-------- Source material --------
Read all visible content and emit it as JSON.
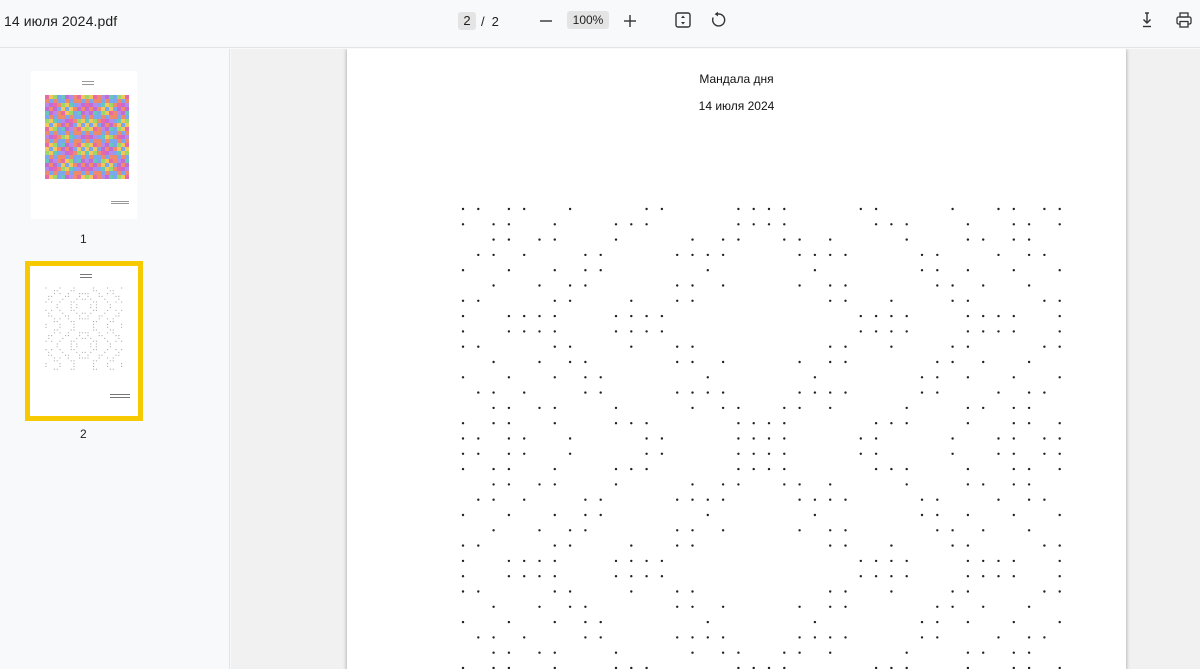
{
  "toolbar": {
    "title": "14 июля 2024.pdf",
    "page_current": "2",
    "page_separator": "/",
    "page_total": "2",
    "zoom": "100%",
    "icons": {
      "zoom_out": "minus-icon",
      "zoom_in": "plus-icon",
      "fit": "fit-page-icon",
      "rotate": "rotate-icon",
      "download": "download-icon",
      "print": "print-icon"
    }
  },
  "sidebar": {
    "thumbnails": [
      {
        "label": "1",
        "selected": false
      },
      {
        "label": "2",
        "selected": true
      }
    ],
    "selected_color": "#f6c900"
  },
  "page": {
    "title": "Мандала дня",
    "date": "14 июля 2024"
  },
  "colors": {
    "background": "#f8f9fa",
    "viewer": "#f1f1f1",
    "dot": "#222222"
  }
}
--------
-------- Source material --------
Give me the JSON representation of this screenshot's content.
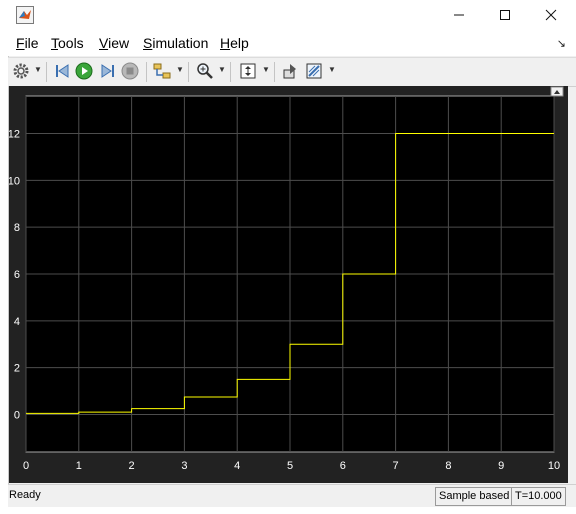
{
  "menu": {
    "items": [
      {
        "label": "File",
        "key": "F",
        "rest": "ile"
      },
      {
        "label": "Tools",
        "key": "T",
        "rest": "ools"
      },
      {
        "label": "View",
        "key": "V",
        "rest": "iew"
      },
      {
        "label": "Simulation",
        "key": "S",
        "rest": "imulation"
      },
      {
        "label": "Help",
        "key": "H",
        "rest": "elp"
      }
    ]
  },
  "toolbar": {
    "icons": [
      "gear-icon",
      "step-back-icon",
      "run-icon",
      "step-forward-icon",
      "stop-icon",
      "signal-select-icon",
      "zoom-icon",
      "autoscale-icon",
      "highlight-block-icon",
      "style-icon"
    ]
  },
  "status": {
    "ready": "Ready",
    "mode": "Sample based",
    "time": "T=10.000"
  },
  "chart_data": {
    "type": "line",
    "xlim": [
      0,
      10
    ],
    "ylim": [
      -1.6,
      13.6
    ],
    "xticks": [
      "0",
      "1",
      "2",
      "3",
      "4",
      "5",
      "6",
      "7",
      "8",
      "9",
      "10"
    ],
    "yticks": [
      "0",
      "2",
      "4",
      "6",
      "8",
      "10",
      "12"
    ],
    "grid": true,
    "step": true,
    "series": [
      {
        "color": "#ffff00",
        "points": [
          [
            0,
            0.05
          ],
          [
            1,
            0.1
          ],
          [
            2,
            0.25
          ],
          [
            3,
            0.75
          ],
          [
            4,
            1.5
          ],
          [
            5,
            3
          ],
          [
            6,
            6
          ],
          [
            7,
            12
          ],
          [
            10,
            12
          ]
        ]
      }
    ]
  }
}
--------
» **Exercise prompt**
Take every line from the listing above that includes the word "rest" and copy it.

» **Solution to this task**
        "rest": "ile"
        "rest": "ools"
        "rest": "iew"
        "rest": "imulation"
        "rest": "elp"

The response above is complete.